- ACTIVITY -
Which lines below mention "Assets"? Pick each one out.

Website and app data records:
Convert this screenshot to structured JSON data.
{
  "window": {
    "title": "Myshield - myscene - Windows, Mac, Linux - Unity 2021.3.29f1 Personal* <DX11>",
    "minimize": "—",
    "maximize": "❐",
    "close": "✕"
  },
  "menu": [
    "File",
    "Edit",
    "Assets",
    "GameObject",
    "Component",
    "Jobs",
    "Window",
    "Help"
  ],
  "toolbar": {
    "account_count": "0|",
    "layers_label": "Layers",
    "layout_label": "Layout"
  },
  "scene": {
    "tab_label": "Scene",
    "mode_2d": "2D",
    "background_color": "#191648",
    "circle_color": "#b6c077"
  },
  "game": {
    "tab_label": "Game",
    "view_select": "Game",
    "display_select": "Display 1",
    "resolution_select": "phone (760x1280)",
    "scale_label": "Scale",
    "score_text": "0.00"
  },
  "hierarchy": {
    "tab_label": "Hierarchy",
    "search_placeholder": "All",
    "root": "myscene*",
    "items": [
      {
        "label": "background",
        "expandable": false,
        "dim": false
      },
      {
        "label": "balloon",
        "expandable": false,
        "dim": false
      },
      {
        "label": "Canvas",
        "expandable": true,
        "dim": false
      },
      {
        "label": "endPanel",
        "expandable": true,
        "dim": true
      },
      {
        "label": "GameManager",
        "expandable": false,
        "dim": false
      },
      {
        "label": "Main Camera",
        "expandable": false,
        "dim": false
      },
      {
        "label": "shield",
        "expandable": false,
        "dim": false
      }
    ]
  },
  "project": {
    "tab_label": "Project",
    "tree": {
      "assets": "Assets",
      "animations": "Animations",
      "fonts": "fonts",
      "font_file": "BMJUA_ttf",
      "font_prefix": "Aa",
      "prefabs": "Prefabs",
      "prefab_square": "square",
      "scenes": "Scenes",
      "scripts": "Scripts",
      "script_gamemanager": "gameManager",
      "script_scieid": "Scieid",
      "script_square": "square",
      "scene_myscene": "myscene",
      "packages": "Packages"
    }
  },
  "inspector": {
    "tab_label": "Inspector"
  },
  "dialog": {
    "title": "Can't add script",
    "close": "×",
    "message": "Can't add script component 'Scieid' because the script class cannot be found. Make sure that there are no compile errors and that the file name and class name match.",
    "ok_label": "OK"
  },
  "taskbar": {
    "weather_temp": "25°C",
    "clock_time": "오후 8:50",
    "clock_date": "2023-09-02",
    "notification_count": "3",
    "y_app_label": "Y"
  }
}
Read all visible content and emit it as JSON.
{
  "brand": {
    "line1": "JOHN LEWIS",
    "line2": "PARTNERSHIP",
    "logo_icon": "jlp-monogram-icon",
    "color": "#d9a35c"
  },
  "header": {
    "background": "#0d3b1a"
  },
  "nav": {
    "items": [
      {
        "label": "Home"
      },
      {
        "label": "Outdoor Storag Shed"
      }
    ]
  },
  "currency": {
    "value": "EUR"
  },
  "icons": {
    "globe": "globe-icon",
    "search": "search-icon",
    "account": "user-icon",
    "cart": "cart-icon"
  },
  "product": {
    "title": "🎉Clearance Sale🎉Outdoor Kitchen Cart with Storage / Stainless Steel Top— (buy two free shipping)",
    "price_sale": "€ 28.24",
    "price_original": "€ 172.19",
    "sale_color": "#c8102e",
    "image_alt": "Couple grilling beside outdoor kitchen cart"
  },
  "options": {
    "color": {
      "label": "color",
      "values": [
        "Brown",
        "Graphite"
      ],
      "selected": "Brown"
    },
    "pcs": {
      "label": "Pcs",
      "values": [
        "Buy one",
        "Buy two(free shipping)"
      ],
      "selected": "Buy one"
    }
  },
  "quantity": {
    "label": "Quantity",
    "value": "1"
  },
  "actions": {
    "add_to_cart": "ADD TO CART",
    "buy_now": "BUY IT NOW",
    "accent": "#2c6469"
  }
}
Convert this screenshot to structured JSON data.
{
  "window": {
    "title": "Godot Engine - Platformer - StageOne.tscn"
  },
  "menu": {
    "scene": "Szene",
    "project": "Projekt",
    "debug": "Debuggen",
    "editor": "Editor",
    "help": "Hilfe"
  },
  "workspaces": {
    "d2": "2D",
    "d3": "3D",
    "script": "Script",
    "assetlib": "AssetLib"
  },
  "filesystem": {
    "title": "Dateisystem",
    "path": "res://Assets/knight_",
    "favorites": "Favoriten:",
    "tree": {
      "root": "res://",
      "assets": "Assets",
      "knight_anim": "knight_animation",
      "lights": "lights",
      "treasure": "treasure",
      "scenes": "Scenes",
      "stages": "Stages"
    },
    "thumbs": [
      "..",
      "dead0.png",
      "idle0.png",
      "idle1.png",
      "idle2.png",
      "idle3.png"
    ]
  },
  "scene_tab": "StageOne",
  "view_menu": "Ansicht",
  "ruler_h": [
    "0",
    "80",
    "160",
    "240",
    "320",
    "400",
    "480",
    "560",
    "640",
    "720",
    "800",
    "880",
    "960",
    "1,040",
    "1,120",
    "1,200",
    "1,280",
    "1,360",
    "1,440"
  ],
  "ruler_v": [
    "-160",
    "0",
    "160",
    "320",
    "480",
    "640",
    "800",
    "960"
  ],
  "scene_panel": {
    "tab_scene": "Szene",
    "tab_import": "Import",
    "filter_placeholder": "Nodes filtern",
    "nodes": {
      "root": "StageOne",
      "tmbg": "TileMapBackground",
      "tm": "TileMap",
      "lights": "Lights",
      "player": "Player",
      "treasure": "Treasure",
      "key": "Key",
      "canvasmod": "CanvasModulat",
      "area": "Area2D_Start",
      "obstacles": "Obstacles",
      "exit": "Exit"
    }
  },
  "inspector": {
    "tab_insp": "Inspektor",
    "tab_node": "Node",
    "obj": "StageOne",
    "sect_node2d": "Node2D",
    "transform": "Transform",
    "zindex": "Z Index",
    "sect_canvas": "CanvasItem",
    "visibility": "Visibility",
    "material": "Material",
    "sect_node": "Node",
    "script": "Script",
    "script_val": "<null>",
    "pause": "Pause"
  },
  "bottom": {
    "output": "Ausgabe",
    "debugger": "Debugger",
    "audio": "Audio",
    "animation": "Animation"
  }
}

- SOLUTION TO THIS EXERCISE -
    "Assets",
      "assets": "Assets",
    "path": "res://Assets/knight_",
      "assets": "Assets",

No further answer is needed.